Elliot, a TEDxMelbourne community member, saw exploitation of nature as a symptom of the heart / mind disconnect widespread across the modern Western world. A lack of first-hand experience disconnects our rhyme from our reason. 

Jefry, a West Papuan by birth, agreed from first-hand experience. He was taught growing up to survive by knowing the feel of the country, rather than needing money to feed and shelter himself. Through this symbiosis he gained a connection with the land. 

Here’s the good news

Post-colonisation, we’ve never been in a better time to demand an environmental agenda. The common message from all three of our featured guests was the definitive power of, and need for, individual action. We all have a circle of influence and are all capable of using it for good. Although a grim reminder, Coronavirus has truly shown us the power an individual can have on their community. 

As Simon mentioned, a global shift toward human rights has seen an understanding of the need for harmony with nature. Our place as an equal member within the ecosystem is slowly being understood, and measures like granting rivers personhood recognises the viewpoint long championed by Indigenous Australians that destroying the environment will ultimately destroy humans.

So should we begin granting legal personhood to our rivers? Can we start questioning issues like privatisation of river water for agriculture? “These are big questions,” Dr Anne admitted, but pressed upon us that “we as a country are ready to ask them. We are ready to form a collective wisdom and connect with nature, and we are ready to demand our leaders do the same”. 


In closing our TED Circle, Dr Anne provided a beautiful thought for us all.  She reflected that she was recently told that some environmental groups believe that “if we don’t act now, we will leave Mother Nature behind”- but felt this wasn’t right. “Mother Nature is powerful, she will always come back and thrive…”.  Pausing briefly she added, ”… but she will not want to. She will be lonely without the vibrations of humans.”

So, now we have a legal, agricultural and Indigenous perspective on how we can protect our waterways, what’s stopping us from changing Australian priorities on conservation? As Dr Anne so aptly noted - “We have to come together as a world, because we are one”.

TED Circles
Environment
Community
Discovery
Photo of Sam looking very cool!
Written By
Sam Amar
Creator

Maker of things & adventurer based in Melbourne. I spend a lot of time running around with a camera, but can also be found behind the virtual TEDxMelbourne social media desk.

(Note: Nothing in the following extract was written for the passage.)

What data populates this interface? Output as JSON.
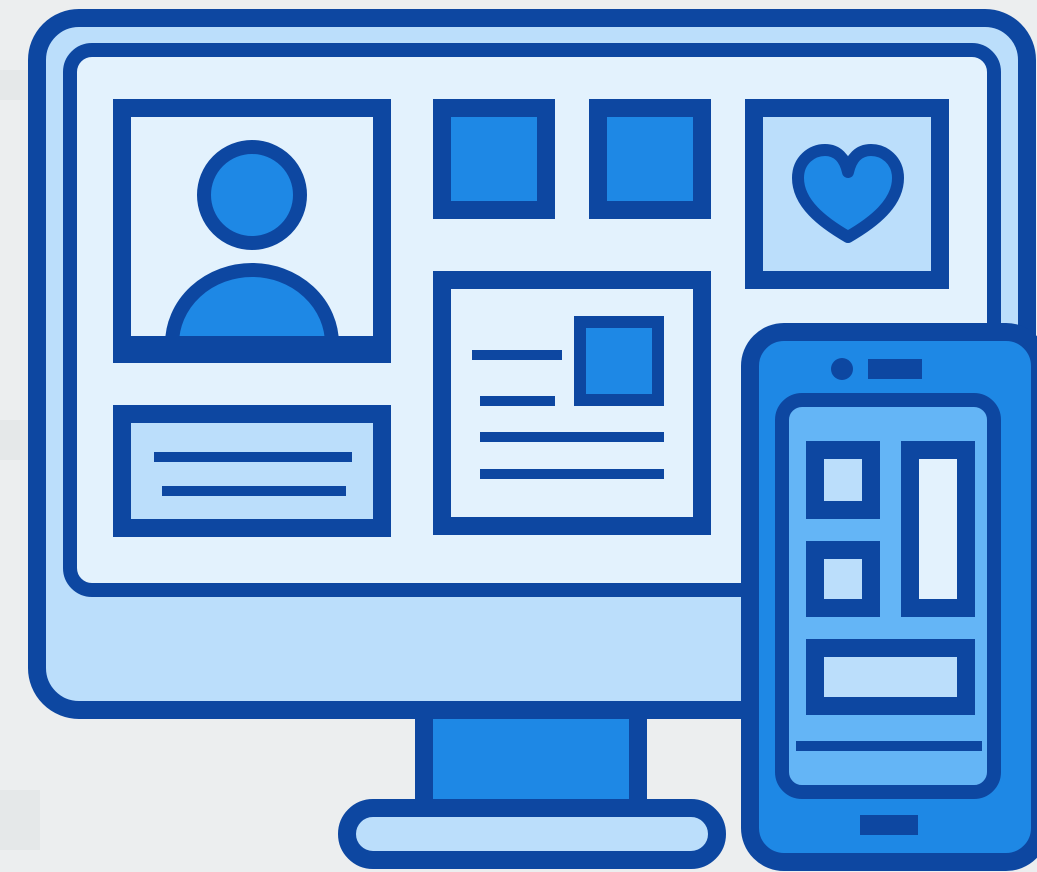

Photo of Sam looking very cool!
Written By
Sam Amar
Creator

Maker of things & adventurer based in Melbourne. I spend a lot of time running around with a camera, but can also be found behind the virtual TEDxMelbourne social media desk.